*What you will do:* If a record holds a picture, please leave the picture out and copy the rest of the record exactly.

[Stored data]
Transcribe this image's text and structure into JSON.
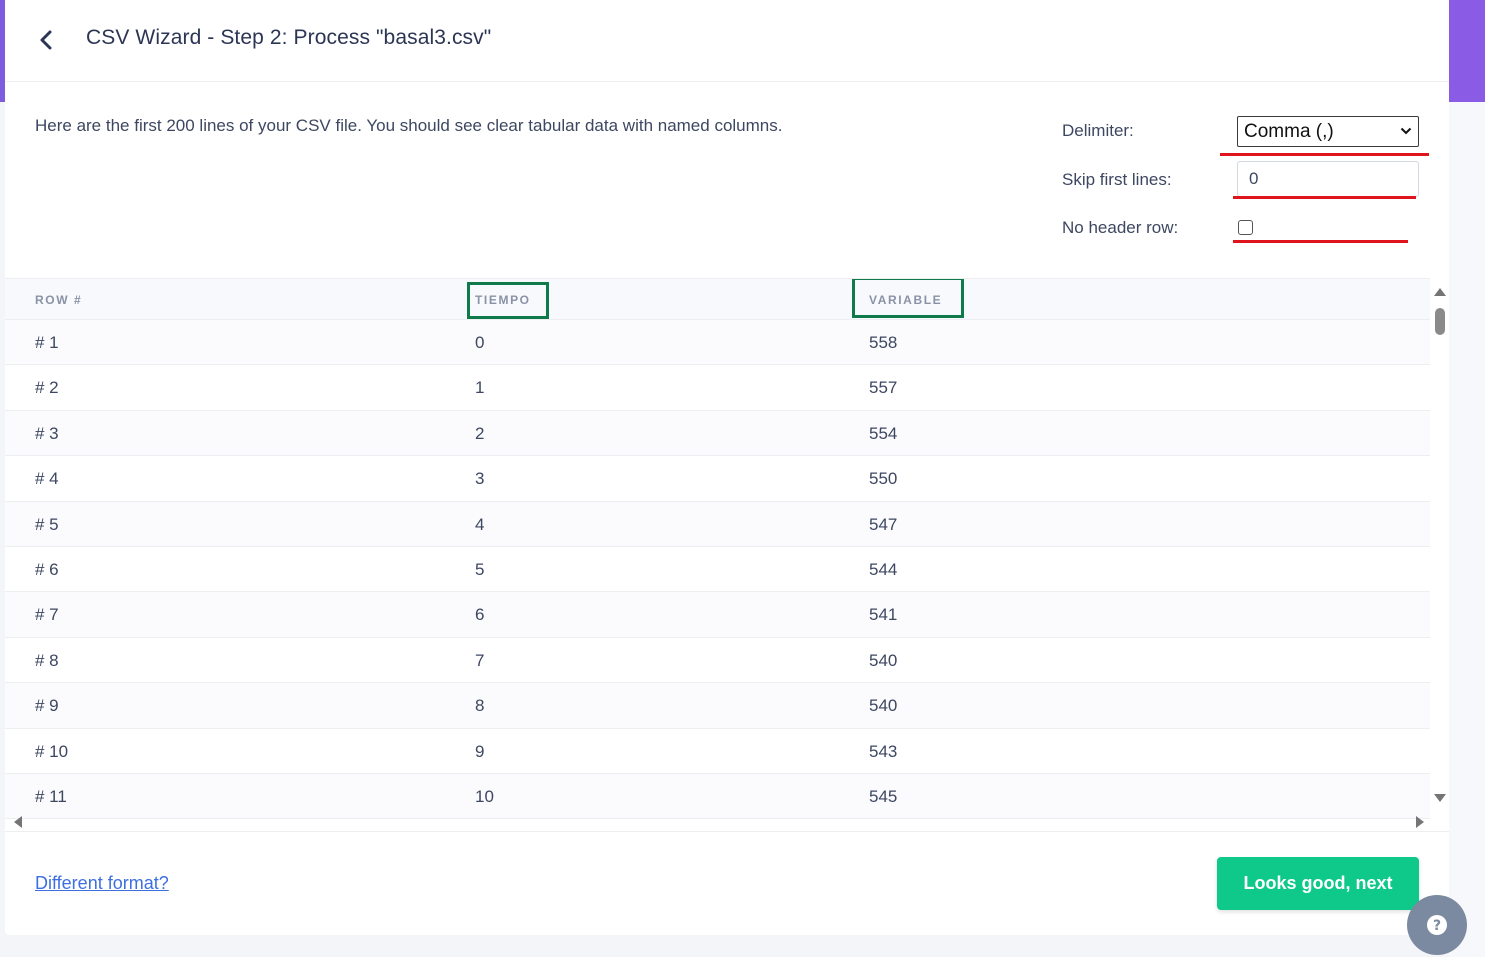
{
  "header": {
    "title": "CSV Wizard - Step 2: Process \"basal3.csv\""
  },
  "intro": "Here are the first 200 lines of your CSV file. You should see clear tabular data with named columns.",
  "options": {
    "delimiter_label": "Delimiter:",
    "delimiter_value": "Comma (,)",
    "skip_label": "Skip first lines:",
    "skip_value": "0",
    "no_header_label": "No header row:",
    "no_header_checked": false
  },
  "table": {
    "columns": [
      "ROW #",
      "TIEMPO",
      "VARIABLE"
    ],
    "rows": [
      [
        "# 1",
        "0",
        "558"
      ],
      [
        "# 2",
        "1",
        "557"
      ],
      [
        "# 3",
        "2",
        "554"
      ],
      [
        "# 4",
        "3",
        "550"
      ],
      [
        "# 5",
        "4",
        "547"
      ],
      [
        "# 6",
        "5",
        "544"
      ],
      [
        "# 7",
        "6",
        "541"
      ],
      [
        "# 8",
        "7",
        "540"
      ],
      [
        "# 9",
        "8",
        "540"
      ],
      [
        "# 10",
        "9",
        "543"
      ],
      [
        "# 11",
        "10",
        "545"
      ]
    ]
  },
  "footer": {
    "different_format_link": "Different format?",
    "next_button": "Looks good, next"
  },
  "icons": {
    "back": "chevron-left-icon",
    "help": "question-icon",
    "select_caret": "chevron-down-icon"
  },
  "colors": {
    "accent_green": "#0ec98a",
    "annotation_red": "#e0141c",
    "annotation_green": "#0f7a4a",
    "header_purple": "#7f5be0",
    "link_blue": "#3d6fe0"
  }
}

*Response to the exercise:*
Transcribe this image's text and structure into JSON.
{
  "header": {
    "title": "CSV Wizard - Step 2: Process \"basal3.csv\""
  },
  "intro": "Here are the first 200 lines of your CSV file. You should see clear tabular data with named columns.",
  "options": {
    "delimiter_label": "Delimiter:",
    "delimiter_value": "Comma (,)",
    "skip_label": "Skip first lines:",
    "skip_value": "0",
    "no_header_label": "No header row:",
    "no_header_checked": false
  },
  "table": {
    "columns": [
      "ROW #",
      "TIEMPO",
      "VARIABLE"
    ],
    "rows": [
      [
        "# 1",
        "0",
        "558"
      ],
      [
        "# 2",
        "1",
        "557"
      ],
      [
        "# 3",
        "2",
        "554"
      ],
      [
        "# 4",
        "3",
        "550"
      ],
      [
        "# 5",
        "4",
        "547"
      ],
      [
        "# 6",
        "5",
        "544"
      ],
      [
        "# 7",
        "6",
        "541"
      ],
      [
        "# 8",
        "7",
        "540"
      ],
      [
        "# 9",
        "8",
        "540"
      ],
      [
        "# 10",
        "9",
        "543"
      ],
      [
        "# 11",
        "10",
        "545"
      ]
    ]
  },
  "footer": {
    "different_format_link": "Different format?",
    "next_button": "Looks good, next"
  },
  "icons": {
    "back": "chevron-left-icon",
    "help": "question-icon",
    "select_caret": "chevron-down-icon"
  },
  "colors": {
    "accent_green": "#0ec98a",
    "annotation_red": "#e0141c",
    "annotation_green": "#0f7a4a",
    "header_purple": "#7f5be0",
    "link_blue": "#3d6fe0"
  }
}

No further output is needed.